This week's newspapers are full of predictions of an impending recession, and maybe they're right. But the great untold story is the good news: the worldwide boom in economic growth.
"I think one of the best kept secrets is that the world is in the midst of an economic boom, and it is largely driven by increases in economic freedom," says economics professor James Gwartney, director of the Stavros Center for the Advancement of Free Enterprise and Economic Education at Florida State University. "The world has become more free, and, at the same time, growth is soaring to new highs. During 1995 to 2005, the growth rate of per capita GDP in 99 countries for which data are available has increased to 2.2 percent, nearly twice the rate of recent decades. Since 2000, the annual growth rate of per capita GDP has been even more rapid, 3.2 percent."
As the world gets freer, says Gwartney, it gets richer.
He should know. For years, Gwartney and Robert Lawson of Capital University have compiled an index showing the solid relationship between economic freedom and economic growth. The latest index, covering 2005, was recently published by the Economic Freedom Network, which comprises more than 70 policy institutes worldwide, from Albania to Zambia.
The story the index tells couldn't be clearer: Economic freedom produces high living standards.
This insight shouldn't come as news, but unfortunately it will because prejudice against the profit motive and property rights leads many to believe that government coercion is better than free markets at making life better.
What is economic freedom exactly? As the report puts it, "individuals have economic freedom when … they are free to use, exchange, or give their property as long as their actions do not violate the identical rights of others."
The researchers ranked countries according to five criteria: size of government, security of property, access to sound money, freedom to trade internationally and level of regulation.
The top five freest countries in 2005 were Hong Kong, Singapore, New Zealand, Switzerland and the United States. That's a slight slip for the United States, which in 2004 came in third. We've never placed higher than second (in 2000).
The next five are the United Kingdom, Canada, Estonia, Ireland and Australia. The bottom five are Republic of the Congo, Angola, Democratic Republic of the Congo, Myanmar and Zimbabwe.
It's hard to miss the point: The freest countries are far more pleasant places in which to live. Countries with little or no economic freedom make life hellish for all but the politicians or dictators in charge (and even for some of them).
The good news, says Gwartney, is that economic freedom is increasing. "The average rating of the 99 countries for which data are available continuously since 1980 has increased from 5.5 in 1985 to 6.6 in 2005," he says. "The primary factors underlying this increase are lower top marginal tax rates, more stable monetary policy, lower tariffs and less regulation of international trade and some relaxation of restrictions on the movement of capital."
Gwartney's data also show the relationship between economic freedom and income. As countries get freer, per capita GDP rises. The least-free nations have a per-capita GDP of about $3,300. The next group up the freedom ladder has a per capita GDP of about $6,100; the next, $10,773. The freest group of nations comes in at more than $26,000.
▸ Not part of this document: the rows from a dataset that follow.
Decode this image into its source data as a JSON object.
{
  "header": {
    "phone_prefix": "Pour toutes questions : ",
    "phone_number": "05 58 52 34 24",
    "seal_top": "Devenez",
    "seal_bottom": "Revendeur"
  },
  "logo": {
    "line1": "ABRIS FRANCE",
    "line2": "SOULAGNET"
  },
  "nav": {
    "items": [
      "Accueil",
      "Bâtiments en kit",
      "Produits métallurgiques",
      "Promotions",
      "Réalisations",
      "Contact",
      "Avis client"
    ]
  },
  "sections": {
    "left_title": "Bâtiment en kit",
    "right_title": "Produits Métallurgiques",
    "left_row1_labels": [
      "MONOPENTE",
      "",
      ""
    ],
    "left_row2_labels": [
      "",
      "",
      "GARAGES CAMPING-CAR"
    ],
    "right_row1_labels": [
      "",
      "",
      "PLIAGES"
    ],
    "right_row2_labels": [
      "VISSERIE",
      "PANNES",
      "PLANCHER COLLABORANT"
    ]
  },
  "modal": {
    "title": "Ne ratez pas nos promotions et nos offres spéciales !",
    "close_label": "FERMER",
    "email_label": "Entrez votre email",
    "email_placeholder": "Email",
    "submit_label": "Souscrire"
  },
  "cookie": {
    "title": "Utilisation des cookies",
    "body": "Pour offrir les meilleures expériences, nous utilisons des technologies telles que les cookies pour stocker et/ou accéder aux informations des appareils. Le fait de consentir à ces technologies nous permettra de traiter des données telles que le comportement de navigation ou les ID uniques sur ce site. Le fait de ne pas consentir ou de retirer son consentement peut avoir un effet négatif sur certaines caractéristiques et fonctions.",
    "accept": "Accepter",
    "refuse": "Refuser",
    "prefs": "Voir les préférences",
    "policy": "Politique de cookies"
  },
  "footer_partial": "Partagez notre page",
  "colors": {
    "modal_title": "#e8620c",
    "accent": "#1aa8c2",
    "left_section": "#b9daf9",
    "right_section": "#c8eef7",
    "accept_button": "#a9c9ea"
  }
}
Gwartney's data show that it's better to be poor in a more-free country than in a less-free country. In the freest countries, the poorest 10 percent earn on average more than $7,300 a year versus $905 in the least free countries. And, of course, in a free society, people often move out of the poorest groups.
Finally, the study also finds a strong correlation between economic freedom and environmental quality.
It is beyond dispute. Economic freedom leads to good things, while government coercion leads to poverty and oppression.
It's stunning that some people still find the free market controversial.